Innate Immunity

White Blood Cells

White blood cells are a collection of different immune cell types that respond to inflammation and directly attack invading pathogens during an innate immune response.

The key cellular players of the immune response are the leukocytes, or white blood cells, that circulate in the blood and lymph and search through tissues looking for any signs of pathogens or foreign particles. They are actively drawn toward pathogens during an inflammatory response through the process of chemotaxis, the movement of a cell in response to a chemical stimulus. Once they arrive at the site of infection, they have several tools that enable them to fight parasites, the most prominent of which is phagocytosis.

Phagocytosis is the process by which a leukocyte engulfs and destroys its target through a series of steps. The first step is contact, where the leukocyte uses its cell surface receptors to bind to the target, leading to the subsequent steps of phagocytosis. The process of phagocytosis is aided by antibodies and the complement system, which opsonize the target. The second step is engulfment, where the leukocyte changes the shape of its cell membrane to produce extensions in order to surround the target and engulf it entirely. Once the target is fully engulfed, it is internalized in a vesicle, a membrane sac formed from the plasma membrane, called a phagosome in the third step. In the fourth step, the target-containing phagosome then fuses with another type of vesicle in the cell, called a lysosome, an organelle in the cytoplasm of eukaryotic cells containing degradative enzymes enclosed in a membrane. The fusion of the two vesicles, phagosome and lysosome, results in the formation of a phagolysosome. In the final step, the target is completely degraded and killed using the contents of the lysosome.

Phagocytosis

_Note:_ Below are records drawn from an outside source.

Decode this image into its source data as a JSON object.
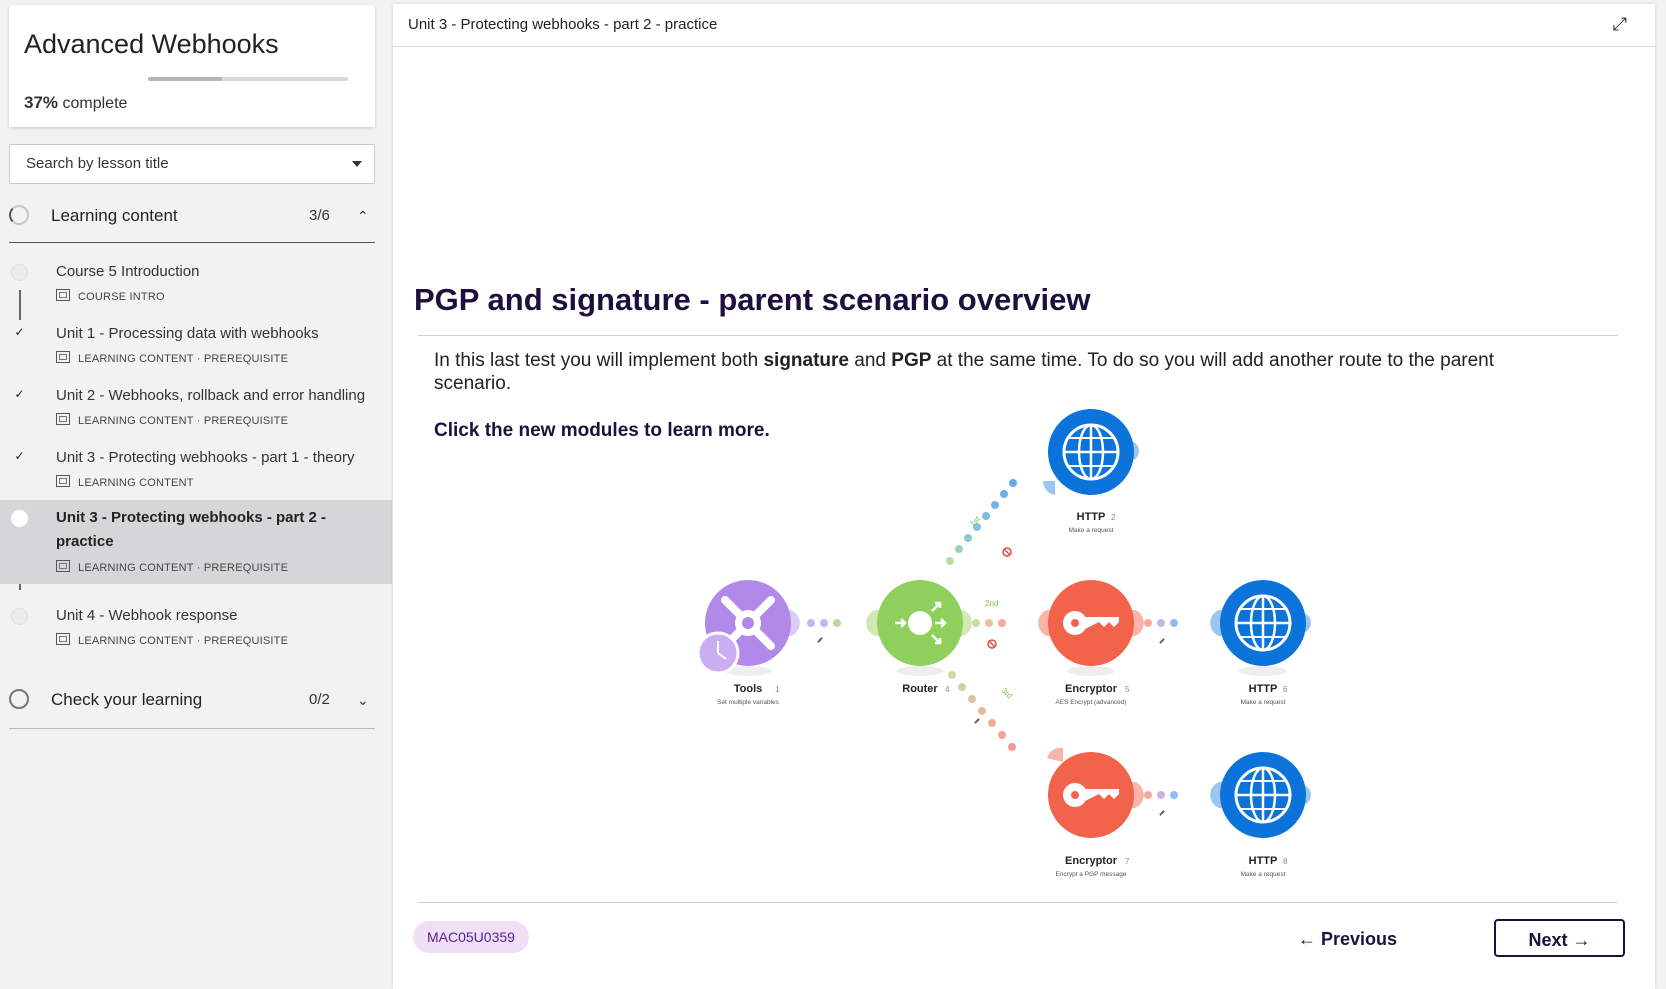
{
  "sidebar": {
    "course_title": "Advanced Webhooks",
    "progress_percent": 37,
    "progress_value": "37%",
    "progress_suffix": "complete",
    "search_placeholder": "Search by lesson title",
    "sections": [
      {
        "title": "Learning content",
        "count": "3/6",
        "expanded": true
      },
      {
        "title": "Check your learning",
        "count": "0/2",
        "expanded": false
      }
    ],
    "lessons": [
      {
        "title": "Course 5 Introduction",
        "meta": "COURSE INTRO",
        "status": "not-started"
      },
      {
        "title": "Unit 1 - Processing data with webhooks",
        "meta": "LEARNING CONTENT · PREREQUISITE",
        "status": "done"
      },
      {
        "title": "Unit 2 - Webhooks, rollback and error handling",
        "meta": "LEARNING CONTENT · PREREQUISITE",
        "status": "done"
      },
      {
        "title": "Unit 3 - Protecting webhooks - part 1 - theory",
        "meta": "LEARNING CONTENT",
        "status": "done"
      },
      {
        "title": "Unit 3 - Protecting webhooks - part 2 - practice",
        "meta": "LEARNING CONTENT · PREREQUISITE",
        "status": "current"
      },
      {
        "title": "Unit 4 - Webhook response",
        "meta": "LEARNING CONTENT · PREREQUISITE",
        "status": "not-started"
      }
    ]
  },
  "main": {
    "topbar_title": "Unit 3 - Protecting webhooks - part 2 - practice",
    "heading": "PGP and signature - parent scenario overview",
    "paragraph": {
      "part1": "In this last test you will implement both ",
      "bold1": "signature",
      "part2": " and ",
      "bold2": "PGP",
      "part3": " at the same time. To do so you will add another route to the parent scenario."
    },
    "cta": "Click the new modules to learn more.",
    "diagram": {
      "modules": [
        {
          "name": "Tools",
          "num": "1",
          "sub": "Set multiple variables",
          "color": "#b189e8"
        },
        {
          "name": "Router",
          "num": "4",
          "sub": "",
          "color": "#8fcf5c"
        },
        {
          "name": "HTTP",
          "num": "2",
          "sub": "Make a request",
          "color": "#0b73d9"
        },
        {
          "name": "Encryptor",
          "num": "5",
          "sub": "AES Encrypt (advanced)",
          "color": "#f2634c"
        },
        {
          "name": "HTTP",
          "num": "6",
          "sub": "Make a request",
          "color": "#0b73d9"
        },
        {
          "name": "Encryptor",
          "num": "7",
          "sub": "Encrypt a PGP message",
          "color": "#f2634c"
        },
        {
          "name": "HTTP",
          "num": "8",
          "sub": "Make a request",
          "color": "#0b73d9"
        }
      ],
      "route_labels": [
        "1st",
        "2nd",
        "3rd"
      ]
    },
    "badge": "MAC05U0359",
    "prev_label": "← Previous",
    "next_label": "Next →"
  }
}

Phagocytosis is the cellular process whereby leukocytes surround, engulf, consume, and destroy invading pathogens.
While all leukocytes serve the same general function of fighting pathogens, some leukocytes are better at certain functions and situations than others. The neutrophil is the most common type of leukocyte in the body; it migrates from the bloodstream to carry out phagocytosis at the site of an injury. Neutrophils make up 40–60% of the leukocytes in the body. Neutrophils are typically phagocytic cells and respond to most types of infection. A basophil is a type of white blood cell that releases histamine and heparin to promote inflammatory reactions such as in allergic reactions, anaphylaxis, and asthma. Basophils make both histamine and serotonin, signalling molecules that act outside of the nervous system to induce inflammation responses. They are identified by their ability to absorb blue stain. An eosinophil is a leukocyte that contains granules and releases cytotoxic chemicals to kill large parasites. Eosinophils also aid in the regulation of allergies and asthma. A lymphocyte is one of a family of several different types of leukocytes, including B cells, T cells, and natural killer (NK) cells. Lymphocytes are found in circulation and lymphoid organs, such as lymph nodes. Monocytes are leukocytes that circulate in blood for only days before migrating into tissues where they differentiate to become macrophages and dendritic cells. Macrophages and dendritic cells constantly patrol for pathogens that they phagocytose and perform essential intermediary signalling functions between the innate and adaptive immune systems.